Seventeen years after the Department of Transportation and Communications (DOTC) awarded the concession agreement for the Ninoy Aquino International Airport (NAIA) Terminal 3 project, the modern passenger terminal building may finally be ready for full airline operations on July 31.
“We are extremely pleased to confirm that full airline operations will begin at NAIA Terminal 3 next week. Our gateway airport will now be able to welcome 3.5 million more passengers with modern facilities every year, and Terminal 1 will now be considerably decongested to improve passenger convenience,” DOTC Secretary Joseph Emilio Abaya said in a statement.
“The Manila International Airport Authority (MIAA) has informed us that Delta Airlines will have its first flight out of Terminal 3 on August 1, while KLM Royal Dutch Airlines will move within the first week of August. Singapore Airlines, Emirates, and Cathay Pacific will follow suit by the end of next month. These five carriers have the highest volume of international flights coming into and out of NAIA, so we look forward to giving them a new home,” Abaya added.
The NAIA-3 project was awarded to a consortium of the Philippine International Air Terminals Co. (Piatco) and German-based airport operator Fraport AG in 1997, and was supposed to be completed in 2002. A number of legal issues related to the bidding process, subcontracting work, the ownership profile of the consortium, and major changes to the original contract led to the terminal’s expropriation by the Arroyo government in 2004, miring the terminal in legal battles that delayed its opening until 2008, and even then only on a partial basis.
In August last year, Terminal 3’s original contractor, Takenaka Corp. of Japan, was engaged to complete the terminal’s facilities under a $40 million contract regardless of the ongoing cases.
Over the past year, the Japanese firm has undertaken completion works for systems such as flight information displays, computer terminals, gate coordination, landing bridges, and fire protection systems, with about 85 percent of the work being reported as completed as of July 18. Other systems, such as the building maintenance system, which are not critical to airline operations are scheduled to be completed within the year.
The transfer of the five airlines is intended to reduce Terminal 1’s annual passenger throughput from the current 8 million down to its design capacity of 4.5 million, easing passenger congestion and speeding up Terminal 1’s ongoing rehabilitation work.

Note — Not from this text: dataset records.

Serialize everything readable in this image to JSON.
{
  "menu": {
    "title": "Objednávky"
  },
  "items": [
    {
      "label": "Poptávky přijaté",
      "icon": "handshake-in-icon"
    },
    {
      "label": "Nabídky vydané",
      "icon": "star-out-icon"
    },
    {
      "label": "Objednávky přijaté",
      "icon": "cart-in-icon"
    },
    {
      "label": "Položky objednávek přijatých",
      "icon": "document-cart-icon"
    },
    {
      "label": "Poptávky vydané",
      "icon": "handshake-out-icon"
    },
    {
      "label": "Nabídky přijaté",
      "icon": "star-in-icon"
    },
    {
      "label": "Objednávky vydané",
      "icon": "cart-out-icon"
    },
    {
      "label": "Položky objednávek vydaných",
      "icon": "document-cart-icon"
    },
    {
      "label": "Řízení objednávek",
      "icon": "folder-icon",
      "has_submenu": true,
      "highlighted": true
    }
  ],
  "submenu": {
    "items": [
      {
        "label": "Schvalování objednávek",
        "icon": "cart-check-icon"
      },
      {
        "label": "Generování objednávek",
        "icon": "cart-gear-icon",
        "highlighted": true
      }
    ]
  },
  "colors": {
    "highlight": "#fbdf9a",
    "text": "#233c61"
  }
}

“We made sure that 17 years and 4 administrations later, the whole Terminal 3 facility may be enjoyed by the public within this term,” Abaya said.